His name was Bruno, Bishop of Toul. Henry had every confidence in him, mainly because Bruno was his cousin. This new Pope moved to Rome and became known as Leo IX.
Leo, like his esteemed cousin Henry, was a supporter of Cluny and therefore began reformation of the Papacy from within. His first move was to take power away from the College of Cardinals, the main advisers to the Pope. Instead of appointing only Italians, Leo opened it up to men from all parts of Europe, provided they were sympathetic to the ideals of Cluny. You can imagine how this went down.
Even though the Church was officially unified, in practice the eastern and western parts had been drifting apart for years. This became official in 1054 AD and it was ugly.
Leo became involved in a dispute with the patriarch of Constantinople, Michael Cerularius. In 1054 Leo sent an envoy to Constantinople with an official letter which excommunicated Cerularius. Not to be outdone, Cerularius responded by excommunicating Leo. The Church had split.
Hildebrand steps forward
Both Leo IX and Henry III were to die soon after the schism (Leo later that year & Henry within two years). This left everyone in a state of flux.

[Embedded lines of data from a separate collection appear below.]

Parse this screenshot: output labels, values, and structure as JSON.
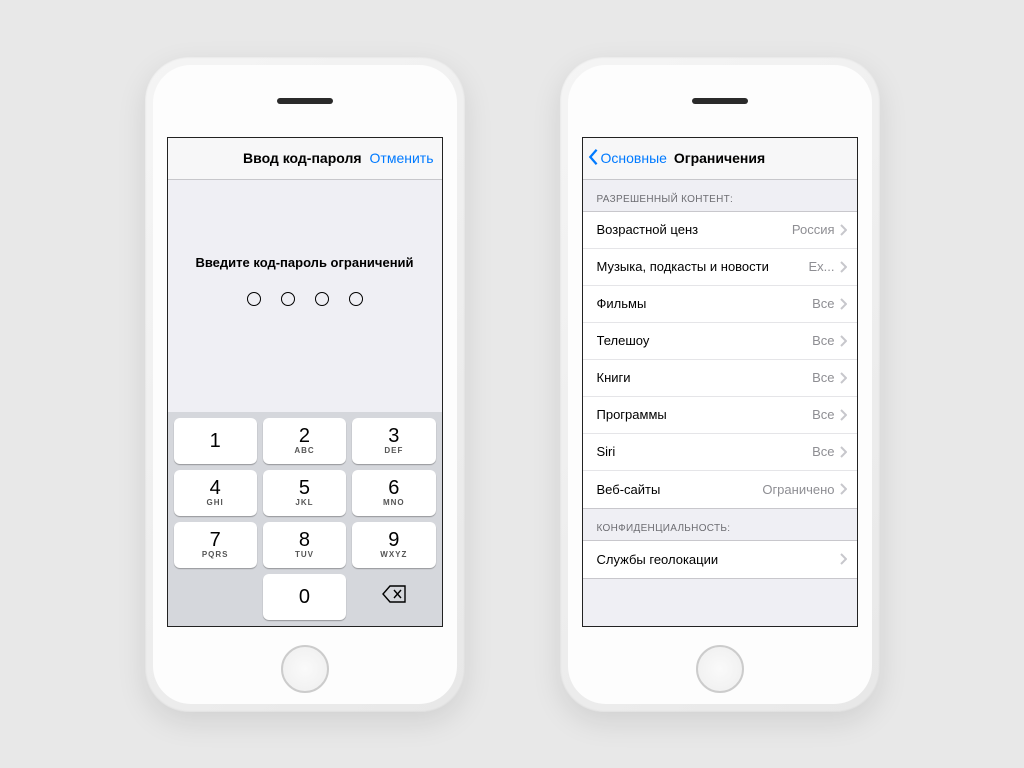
{
  "left": {
    "nav": {
      "title": "Ввод код-пароля",
      "cancel": "Отменить"
    },
    "prompt": "Введите код-пароль ограничений",
    "keypad": [
      {
        "digit": "1",
        "letters": ""
      },
      {
        "digit": "2",
        "letters": "ABC"
      },
      {
        "digit": "3",
        "letters": "DEF"
      },
      {
        "digit": "4",
        "letters": "GHI"
      },
      {
        "digit": "5",
        "letters": "JKL"
      },
      {
        "digit": "6",
        "letters": "MNO"
      },
      {
        "digit": "7",
        "letters": "PQRS"
      },
      {
        "digit": "8",
        "letters": "TUV"
      },
      {
        "digit": "9",
        "letters": "WXYZ"
      },
      {
        "digit": "0",
        "letters": ""
      }
    ]
  },
  "right": {
    "nav": {
      "back": "Основные",
      "title": "Ограничения"
    },
    "sections": {
      "content": {
        "header": "РАЗРЕШЕННЫЙ КОНТЕНТ:",
        "rows": [
          {
            "label": "Возрастной ценз",
            "value": "Россия"
          },
          {
            "label": "Музыка, подкасты и новости",
            "value": "Ex..."
          },
          {
            "label": "Фильмы",
            "value": "Все"
          },
          {
            "label": "Телешоу",
            "value": "Все"
          },
          {
            "label": "Книги",
            "value": "Все"
          },
          {
            "label": "Программы",
            "value": "Все"
          },
          {
            "label": "Siri",
            "value": "Все"
          },
          {
            "label": "Веб-сайты",
            "value": "Ограничено"
          }
        ]
      },
      "privacy": {
        "header": "КОНФИДЕНЦИАЛЬНОСТЬ:",
        "rows": [
          {
            "label": "Службы геолокации",
            "value": ""
          }
        ]
      }
    }
  }
}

The Cluny reformers continued to agitate for like minded Popes, while the nobles in Rome slowly began to claw back their influence.

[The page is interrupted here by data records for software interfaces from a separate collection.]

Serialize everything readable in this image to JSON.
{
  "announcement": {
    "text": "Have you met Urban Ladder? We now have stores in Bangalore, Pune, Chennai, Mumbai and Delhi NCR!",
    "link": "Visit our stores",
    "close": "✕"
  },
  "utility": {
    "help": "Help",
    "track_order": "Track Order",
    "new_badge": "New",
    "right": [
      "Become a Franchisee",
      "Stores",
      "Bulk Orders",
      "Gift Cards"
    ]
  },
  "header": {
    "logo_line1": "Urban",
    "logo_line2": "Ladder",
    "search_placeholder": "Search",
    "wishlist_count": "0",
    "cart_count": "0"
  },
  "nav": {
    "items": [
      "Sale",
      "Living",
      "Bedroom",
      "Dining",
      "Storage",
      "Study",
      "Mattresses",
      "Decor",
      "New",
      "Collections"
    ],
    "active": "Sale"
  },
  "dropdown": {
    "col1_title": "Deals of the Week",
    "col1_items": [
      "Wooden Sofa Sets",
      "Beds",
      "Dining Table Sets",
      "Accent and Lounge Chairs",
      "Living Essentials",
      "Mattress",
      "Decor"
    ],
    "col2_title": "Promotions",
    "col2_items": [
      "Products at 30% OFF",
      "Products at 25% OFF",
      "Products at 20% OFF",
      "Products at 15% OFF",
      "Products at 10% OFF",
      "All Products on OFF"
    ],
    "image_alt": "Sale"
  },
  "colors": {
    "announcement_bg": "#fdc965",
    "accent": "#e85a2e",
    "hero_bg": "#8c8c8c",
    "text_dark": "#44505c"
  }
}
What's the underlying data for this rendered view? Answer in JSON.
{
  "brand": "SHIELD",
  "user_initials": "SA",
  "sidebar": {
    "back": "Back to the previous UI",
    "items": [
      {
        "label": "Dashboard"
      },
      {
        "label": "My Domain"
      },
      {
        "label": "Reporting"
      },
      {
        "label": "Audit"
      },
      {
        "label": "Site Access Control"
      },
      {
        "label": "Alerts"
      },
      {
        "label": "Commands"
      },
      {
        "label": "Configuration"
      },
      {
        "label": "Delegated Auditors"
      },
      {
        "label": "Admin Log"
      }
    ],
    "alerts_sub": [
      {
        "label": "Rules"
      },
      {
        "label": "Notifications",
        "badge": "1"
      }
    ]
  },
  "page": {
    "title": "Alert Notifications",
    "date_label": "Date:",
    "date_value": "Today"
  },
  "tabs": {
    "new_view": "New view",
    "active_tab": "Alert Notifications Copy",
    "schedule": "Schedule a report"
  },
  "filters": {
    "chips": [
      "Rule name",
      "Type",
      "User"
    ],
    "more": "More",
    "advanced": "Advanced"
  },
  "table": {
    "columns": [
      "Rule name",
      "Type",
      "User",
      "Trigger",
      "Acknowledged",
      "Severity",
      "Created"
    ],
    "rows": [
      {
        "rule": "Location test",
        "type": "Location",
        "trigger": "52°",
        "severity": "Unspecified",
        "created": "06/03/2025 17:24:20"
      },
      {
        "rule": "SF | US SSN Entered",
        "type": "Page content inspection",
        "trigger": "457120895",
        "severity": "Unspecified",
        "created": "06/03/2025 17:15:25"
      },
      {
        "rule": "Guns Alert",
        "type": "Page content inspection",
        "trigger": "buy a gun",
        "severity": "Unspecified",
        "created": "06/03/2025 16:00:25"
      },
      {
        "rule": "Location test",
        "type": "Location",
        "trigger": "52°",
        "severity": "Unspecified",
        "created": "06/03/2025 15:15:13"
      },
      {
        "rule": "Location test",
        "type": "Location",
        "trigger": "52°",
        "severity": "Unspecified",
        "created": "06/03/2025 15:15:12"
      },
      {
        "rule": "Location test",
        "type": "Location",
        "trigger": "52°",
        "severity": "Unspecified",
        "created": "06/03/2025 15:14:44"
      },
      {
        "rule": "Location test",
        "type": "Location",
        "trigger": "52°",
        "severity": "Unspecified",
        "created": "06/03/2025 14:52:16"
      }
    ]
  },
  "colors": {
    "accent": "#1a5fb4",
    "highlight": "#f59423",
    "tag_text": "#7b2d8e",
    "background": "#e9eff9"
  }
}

Up until that point, the Cluny reformers had been content to sit under the influence of the Holy Roman Empire based in Germany because it seemed preferable to Roman nobles, but now the time seemed right to break even these bonds.

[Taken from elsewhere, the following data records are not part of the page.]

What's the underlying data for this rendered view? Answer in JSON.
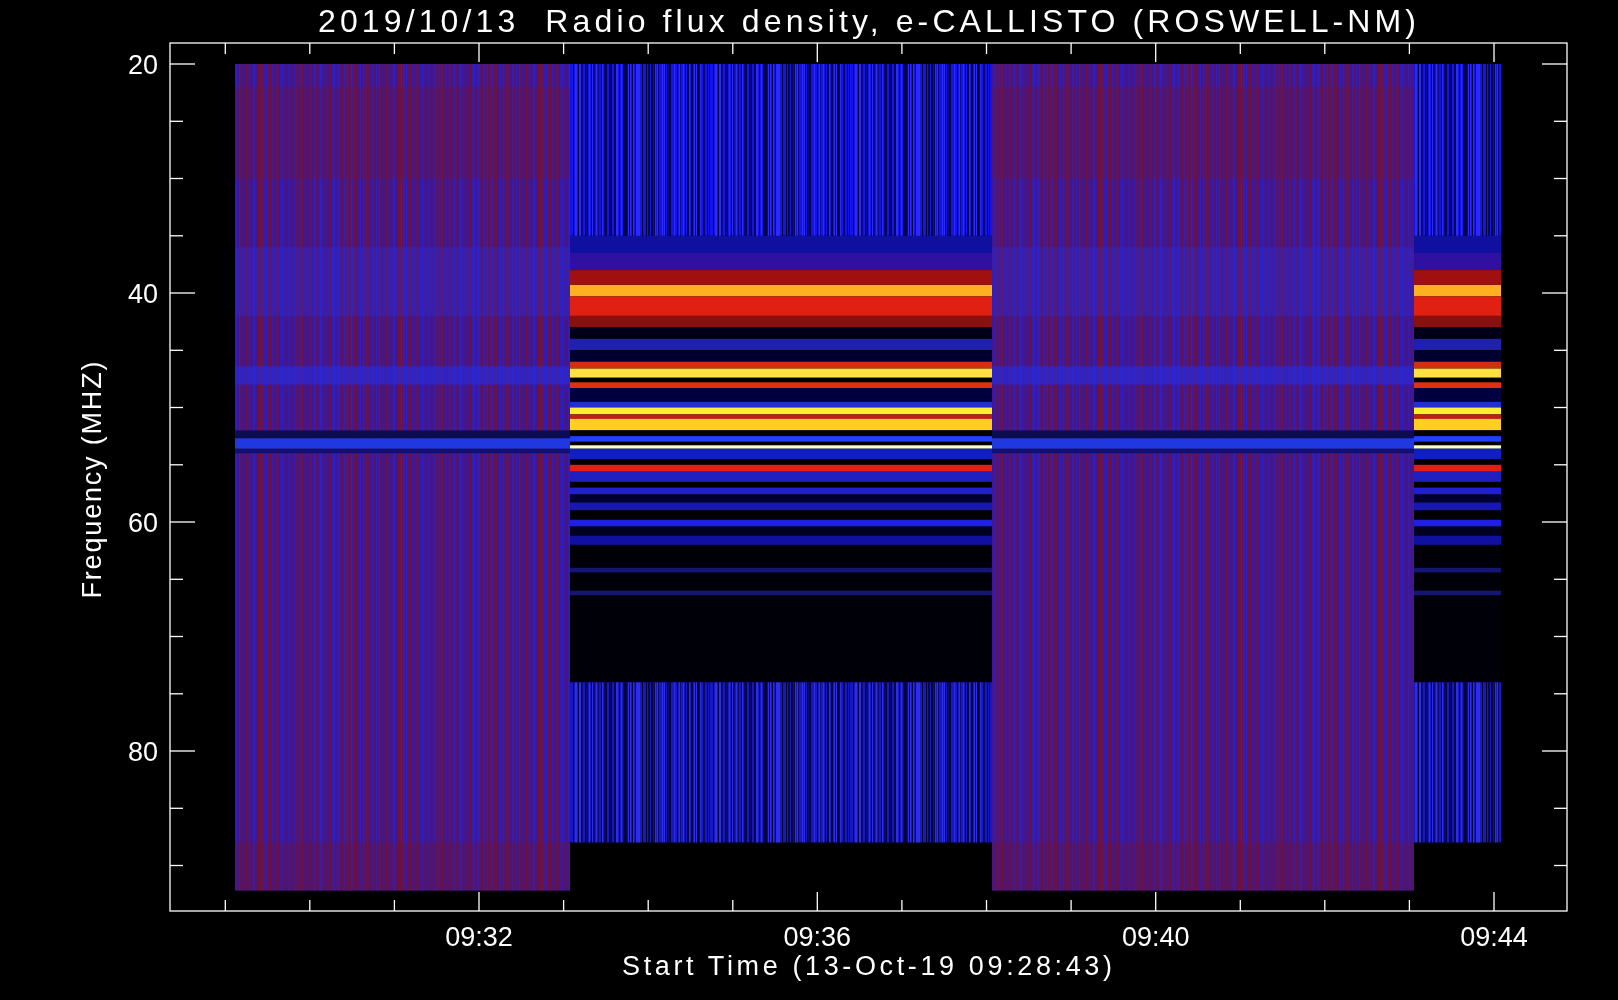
{
  "plot": {
    "title": "2019/10/13  Radio flux density, e-CALLISTO (ROSWELL-NM)",
    "ylabel": "Frequency (MHZ)",
    "xlabel": "Start Time (13-Oct-19 09:28:43)",
    "yticks": [
      "20",
      "40",
      "60",
      "80"
    ],
    "xticks": [
      "09:32",
      "09:36",
      "09:40",
      "09:44"
    ]
  }
}
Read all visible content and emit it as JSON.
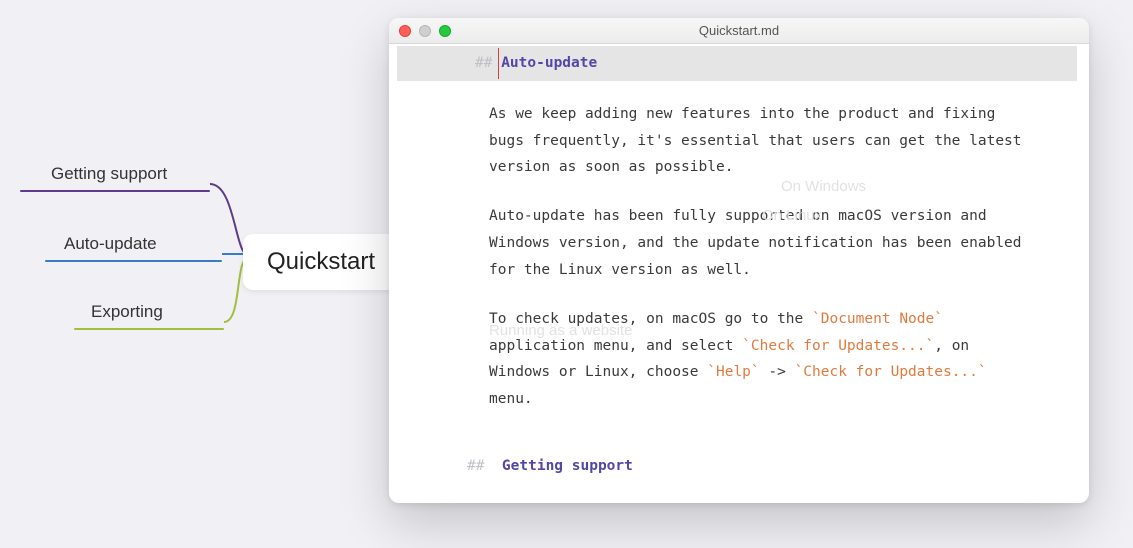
{
  "mindmap": {
    "root": "Quickstart",
    "branches": {
      "getting_support": "Getting support",
      "auto_update": "Auto-update",
      "exporting": "Exporting"
    },
    "faded": {
      "on_windows": "On Windows",
      "on_linux": "On Linux",
      "running_website": "Running as a website"
    }
  },
  "window": {
    "title": "Quickstart.md"
  },
  "editor": {
    "heading": {
      "hashes": "##",
      "text": "Auto-update"
    },
    "para1": "As we keep adding new features into the product and fixing bugs frequently, it's essential that users can get the latest version as soon as possible.",
    "para2": "Auto-update has been fully supported on macOS version and Windows version, and the update notification has been enabled for the Linux version as well.",
    "para3_a": "To check updates, on macOS go to the ",
    "para3_code1": "`Document Node`",
    "para3_b": " application menu, and select ",
    "para3_code2": "`Check for Updates...`",
    "para3_c": ", on Windows or Linux, choose ",
    "para3_code3": "`Help`",
    "para3_d": " -> ",
    "para3_code4": "`Check for Updates...`",
    "para3_e": " menu.",
    "heading2": {
      "hashes": "##",
      "text": "Getting support"
    }
  }
}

The bonds didn’t exactly break, but through a tumultuous series of events the reformers found an ally in the man Leo had put in charge of Papal finances – Hildebrand.
Hildebrand proved to be one of the outstanding men of the era and in 1073 became Pope himself (Gregory VII), but while the embers of division were still glowing, Hildebrand used his considerable influence to ensure a reform-minded Pope was elected next (Nicholas II) and eventually to have the entire system of electing Popes taken out of the hands of both the Roman nobles and the Emperors.
This new system, decreed at the Synod of 1059, it basically still used today. It took the election of Popes out of the hands of the power brokers and into the hands of the cardinal bishops who would nominate a successor and then take it to the clergy & the people of Rome. Thus, the new Pope could come from anywhere in the Church.
What have we learned?
As students of the Reformation well know, the momentous events of 1054 did not solve the Church’s problems. It would take another 500 years for them to come to a head and for the great Protestant movement to reclaim Biblical Christianity for the people.
For the first 1000 years of the Christian Church, there was only one Church. Some of those in its leadership were Godly & some were corrupt, but they were all under one banner. This, however, is not necessarily the yardstick of orthodoxy.
Undoubtedly most within the Church strived to maintain unity. Much the same happens today, but when the full details are known, it is clear there are times when discipline is needed before any unity can be proclaimed.
500 years after the schism of 1054, the Church had become so distorted, an even greater split was required, known as the Reformation. Roman Catholics alone deny this was needed.
When it comes to the health of the Church, it is God’s rules which must be followed, not man’s and if that means a split, so be it. Certainly the gravity of such a move must be considered prayerfully, but if it is Biblically demanded and we do nothing, will not God judge us accordingly?
1. B. K. Kuiper, 1995, The Church in History, Eerdmans Publishing Co., p. 88
2. The practice of selling one’s Church office for money became known as ‘Simony’ after Simon Magus in Acts 8 who offered Peter and John money so that he might have control over the Holy Spirit.
3. B. K. Kuiper, 1995, The Church in History, Eerdmans Publishing Co., p. 85